In the meantime though, I’ve asked Joyce to share a few of her ‘Secret City’ tips with me so I can get her take on the very best spots to enjoy in the city.
Read on for her recommendations below:
Let’s meet… Joyce Lee, founder of Artsynibs
How long have you been living in Greater Manchester, and whereabouts are you based?
About 3.5 years now and in the city centre. I’m born & bred a city girl!
What drew you to the city initially?
A much slower pace of life – I’m originally from Singapore. I never knew much about Manchester, and only relocated with the intention of leaving after my husband’s MBA was done.
What’s your favourite thing about the city?
Oh, I can’t really pin down on one. But if I really have to, it’s the creative vibe because it’s how Artsynibs was born!
Best place for a morning cuppa?
Mancoco! Quite off the beaten track but it takes me to the quieter part of the city where I just want a cuppa whilst penning my morning thoughts and bask in the fragrance of freshly roasted beans.
Favourite place for a design-fix?
Form lifestyle store – where I teach my workshops at and spend half my profits after!
Can you share an insider’s secret spot you’ve discovered in the city?
Umezushi – I’m a serious foodie and they serve some serious sushi. Although, I don’t think they’re much of a secret now that they’ve been featured by a few travel publications. The fact that they’re tucked away just outside the city centre, under a railway arch – that’s quite a secret spot!
Favourite way to spend a weekend in the city?
Take a walk along the canals – Castlefield Canal and new Islington Canal are my favourites.
→Joyce runs calligraphy and brush lettering workshops in locations across Manchester (and beyond). Be sure to check her website for full details of the latest sessions.

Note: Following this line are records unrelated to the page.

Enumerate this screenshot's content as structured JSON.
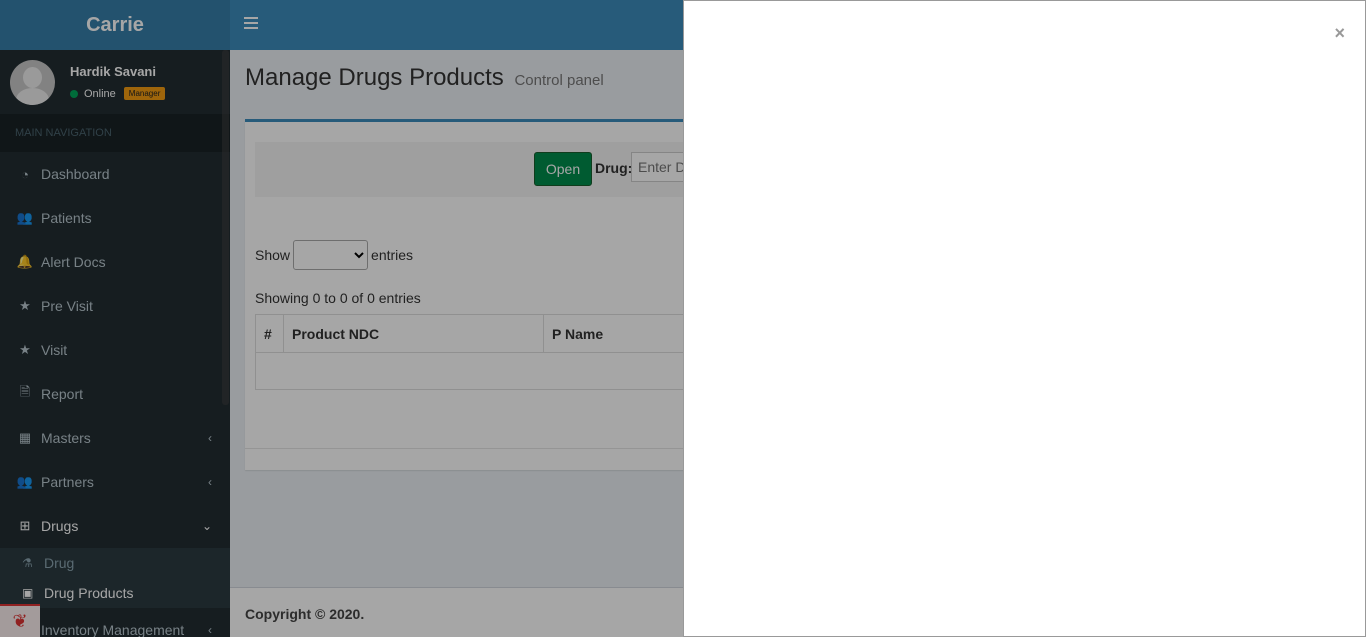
{
  "brand": "Carrie",
  "user": {
    "name": "Hardik Savani",
    "status": "Online",
    "role": "Manager"
  },
  "sidebar": {
    "header": "MAIN NAVIGATION",
    "items": [
      {
        "label": "Dashboard",
        "icon": "dashboard-icon"
      },
      {
        "label": "Patients",
        "icon": "users-icon"
      },
      {
        "label": "Alert Docs",
        "icon": "bell-icon"
      },
      {
        "label": "Pre Visit",
        "icon": "star-icon"
      },
      {
        "label": "Visit",
        "icon": "star-icon"
      },
      {
        "label": "Report",
        "icon": "file-pdf-icon"
      },
      {
        "label": "Masters",
        "icon": "grid-icon"
      },
      {
        "label": "Partners",
        "icon": "users-icon"
      },
      {
        "label": "Drugs",
        "icon": "medkit-icon"
      }
    ],
    "drugs_sub": [
      {
        "label": "Drug",
        "icon": "flask-icon"
      },
      {
        "label": "Drug Products",
        "icon": "briefcase-icon"
      }
    ],
    "inventory": "Inventory Management"
  },
  "page": {
    "title": "Manage Drugs Products",
    "subtitle": "Control panel"
  },
  "filter": {
    "open_label": "Open",
    "drug_label": "Drug:",
    "drug_placeholder": "Enter Drug"
  },
  "table": {
    "show_label": "Show",
    "entries_label": "entries",
    "info": "Showing 0 to 0 of 0 entries",
    "columns": [
      "#",
      "Product NDC",
      "P Name"
    ]
  },
  "footer": {
    "copyright": "Copyright © 2020."
  },
  "modal": {
    "close": "×"
  }
}
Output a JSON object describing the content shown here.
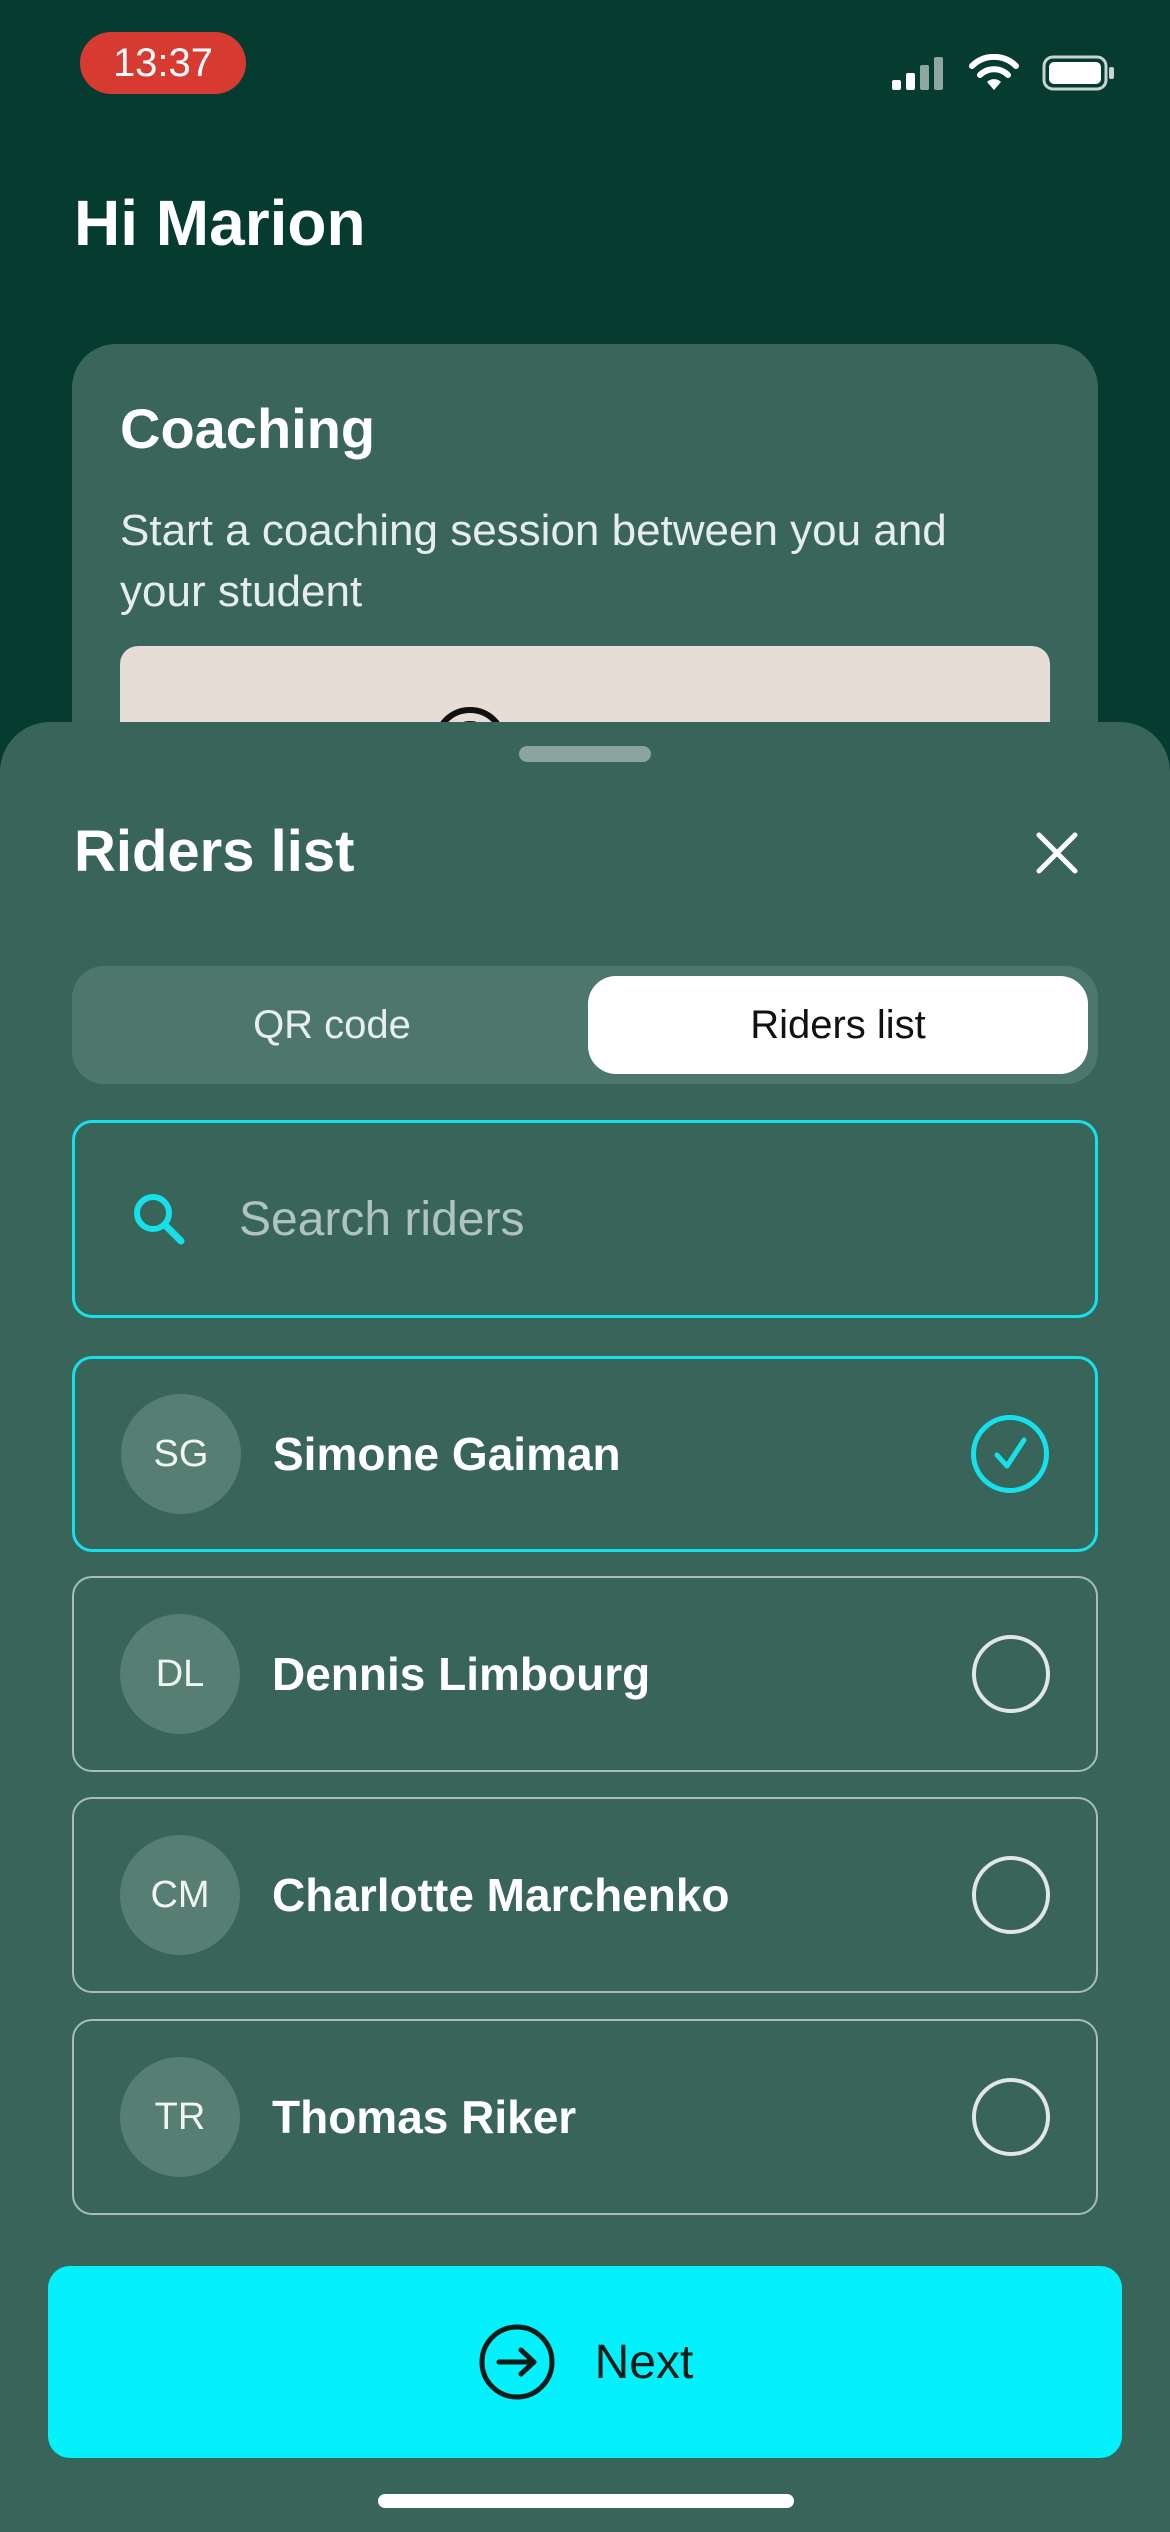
{
  "status_bar": {
    "time": "13:37",
    "time_pill_color": "#d73a31",
    "icons": [
      "cellular-signal-icon",
      "wifi-icon",
      "battery-icon"
    ]
  },
  "greeting": "Hi Marion",
  "coaching_card": {
    "title": "Coaching",
    "description": "Start a coaching session between you and your student"
  },
  "sheet": {
    "title": "Riders list",
    "close_icon": "close-icon",
    "segments": [
      {
        "label": "QR code",
        "selected": false
      },
      {
        "label": "Riders list",
        "selected": true
      }
    ],
    "search": {
      "placeholder": "Search riders",
      "value": ""
    },
    "riders": [
      {
        "initials": "SG",
        "name": "Simone Gaiman",
        "selected": true
      },
      {
        "initials": "DL",
        "name": "Dennis Limbourg",
        "selected": false
      },
      {
        "initials": "CM",
        "name": "Charlotte Marchenko",
        "selected": false
      },
      {
        "initials": "TR",
        "name": "Thomas Riker",
        "selected": false
      }
    ],
    "next_button": {
      "label": "Next",
      "icon": "arrow-right-circle-icon"
    }
  },
  "colors": {
    "background": "#053c2f",
    "sheet": "#386459",
    "accent": "#16e1ea",
    "primary_button": "#04f0fa"
  }
}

Photography of Joyce Lee © Josie Farquharson / JFQPhotos, used with permission.
Photography of calligraphy workshop © Kate Baxter.